  • Characterized by proliferation and metaplastic transformation of the synovium, with formation of multiple cartilaginous or osteocartilaginous nodules within the joints, bursae, or tendon sheaths.
  • The knee is the most commonly affected joint (involved in greater than 50% of cases), followed by the elbow, hip, and shoulder, although any other joint may be involved.

  • Patients usually present with pain, swelling, and limitation of motion, which often progress slowly for several years.
  • The age range of affected patients is wide, but most present in the 4th or 5th decade of life.
  • Men are affected two to four times more frequently than women.
  • Removal of the intraarticular bodies is the preferred treatment, although local recurrence is not uncommon.
  • At pathologic analysis, synovial chondromatosis consists of multiple nodules of hyaline cartilage attached to the synovium. These nodules may detach to form loose bodies.
  • Cartilaginous bodies may contain cartilage alone, cartilage and bone, or mature bone with fatty marrow.

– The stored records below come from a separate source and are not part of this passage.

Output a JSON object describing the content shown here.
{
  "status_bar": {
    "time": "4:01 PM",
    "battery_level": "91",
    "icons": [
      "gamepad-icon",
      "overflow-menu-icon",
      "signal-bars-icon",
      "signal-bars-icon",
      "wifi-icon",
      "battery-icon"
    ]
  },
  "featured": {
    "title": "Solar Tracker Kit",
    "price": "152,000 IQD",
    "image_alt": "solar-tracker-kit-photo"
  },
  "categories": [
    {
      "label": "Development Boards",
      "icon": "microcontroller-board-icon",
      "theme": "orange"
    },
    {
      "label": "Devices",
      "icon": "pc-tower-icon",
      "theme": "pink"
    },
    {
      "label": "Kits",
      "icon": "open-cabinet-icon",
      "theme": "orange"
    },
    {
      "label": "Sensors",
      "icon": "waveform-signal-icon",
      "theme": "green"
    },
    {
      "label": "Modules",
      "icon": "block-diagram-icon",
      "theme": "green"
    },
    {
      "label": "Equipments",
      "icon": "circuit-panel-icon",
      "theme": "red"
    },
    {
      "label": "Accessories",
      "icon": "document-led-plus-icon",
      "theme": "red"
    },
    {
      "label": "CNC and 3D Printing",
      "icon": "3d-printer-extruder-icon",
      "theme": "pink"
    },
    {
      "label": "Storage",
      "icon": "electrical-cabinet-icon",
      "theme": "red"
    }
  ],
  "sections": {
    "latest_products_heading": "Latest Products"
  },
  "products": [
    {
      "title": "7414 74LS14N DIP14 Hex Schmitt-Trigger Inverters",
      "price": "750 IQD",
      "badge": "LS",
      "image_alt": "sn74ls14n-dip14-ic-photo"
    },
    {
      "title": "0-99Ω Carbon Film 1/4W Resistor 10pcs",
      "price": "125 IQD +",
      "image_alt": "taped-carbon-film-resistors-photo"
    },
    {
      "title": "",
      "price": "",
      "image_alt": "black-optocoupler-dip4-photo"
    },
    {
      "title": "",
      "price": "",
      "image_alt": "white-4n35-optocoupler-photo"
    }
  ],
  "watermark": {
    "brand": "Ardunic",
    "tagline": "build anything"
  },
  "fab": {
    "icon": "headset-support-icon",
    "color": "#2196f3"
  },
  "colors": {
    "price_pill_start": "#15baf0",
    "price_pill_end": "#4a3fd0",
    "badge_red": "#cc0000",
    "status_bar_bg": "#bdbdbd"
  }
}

[edit] Secondary chondromatosis

[edit] Imaging Findings for Synovial chondromatosis

[edit] Primary synovial chondromatosis

  • Depends on the stage of disease and on the extent of calcification or ossification of the cartilaginous nodules.
  • In its most distinctive appearance, multiple small, well-defined, juxtaarticular nodules of uniform size are observed.
  • Calcification is absent in approximately 25%–30% of patients.
  • In these cases, plain radiographs may be normal or may reveal a nonspecific soft-tissue mass surrounding the joint, widening of the joint space, erosions of adjacent bones, or early osteoarthritic changes.

[edit] Secondary chondromatosis

  • Intraarticular bodies tend to be larger, less numerous, and more varied in size than in primary synovial chondromatosis.
  • Secondary osteochondromatosis typically demonstrates associated and more prominent changes of the underlying degenerative disease of the joint.

[edit] Images

Patient #1: Right shoulder synovial chondromatosis

Patient #2: Apple core appearance in right hip synovial chondromatosis

Patient #3

[edit] See Also

[edit] External Links

[edit] References for Synovial chondromatosis